(App and web page records)
——
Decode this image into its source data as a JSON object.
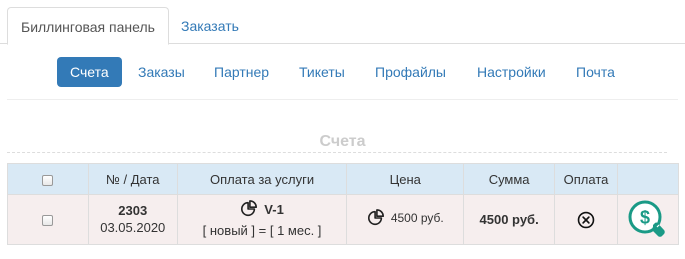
{
  "top_tabs": [
    "Биллинговая панель",
    "Заказать"
  ],
  "subnav": [
    "Счета",
    "Заказы",
    "Партнер",
    "Тикеты",
    "Профайлы",
    "Настройки",
    "Почта"
  ],
  "section_title": "Счета",
  "table": {
    "headers": [
      "",
      "№ / Дата",
      "Оплата за услуги",
      "Цена",
      "Сумма",
      "Оплата",
      ""
    ],
    "rows": [
      {
        "number": "2303",
        "date": "03.05.2020",
        "service_name": "V-1",
        "service_details": "[ новый ] = [ 1 мес. ]",
        "price": "4500 руб.",
        "sum": "4500 руб.",
        "payment_icon": "x-circle-icon",
        "action_icon": "pay-dollar-icon"
      }
    ]
  },
  "colors": {
    "accent": "#337ab7",
    "header_bg": "#d9e9f5",
    "row_bg": "#f6eeee",
    "pay_icon_green": "#1a9a86"
  }
}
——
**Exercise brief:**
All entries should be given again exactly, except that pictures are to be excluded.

**Solution to the exercise:**
Decode this image into its source data as a JSON object.
{
  "top_tabs": [
    "Биллинговая панель",
    "Заказать"
  ],
  "subnav": [
    "Счета",
    "Заказы",
    "Партнер",
    "Тикеты",
    "Профайлы",
    "Настройки",
    "Почта"
  ],
  "section_title": "Счета",
  "table": {
    "headers": [
      "",
      "№ / Дата",
      "Оплата за услуги",
      "Цена",
      "Сумма",
      "Оплата",
      ""
    ],
    "rows": [
      {
        "number": "2303",
        "date": "03.05.2020",
        "service_name": "V-1",
        "service_details": "[ новый ] = [ 1 мес. ]",
        "price": "4500 руб.",
        "sum": "4500 руб.",
        "payment_icon": "x-circle-icon",
        "action_icon": "pay-dollar-icon"
      }
    ]
  },
  "colors": {
    "accent": "#337ab7",
    "header_bg": "#d9e9f5",
    "row_bg": "#f6eeee",
    "pay_icon_green": "#1a9a86"
  }
}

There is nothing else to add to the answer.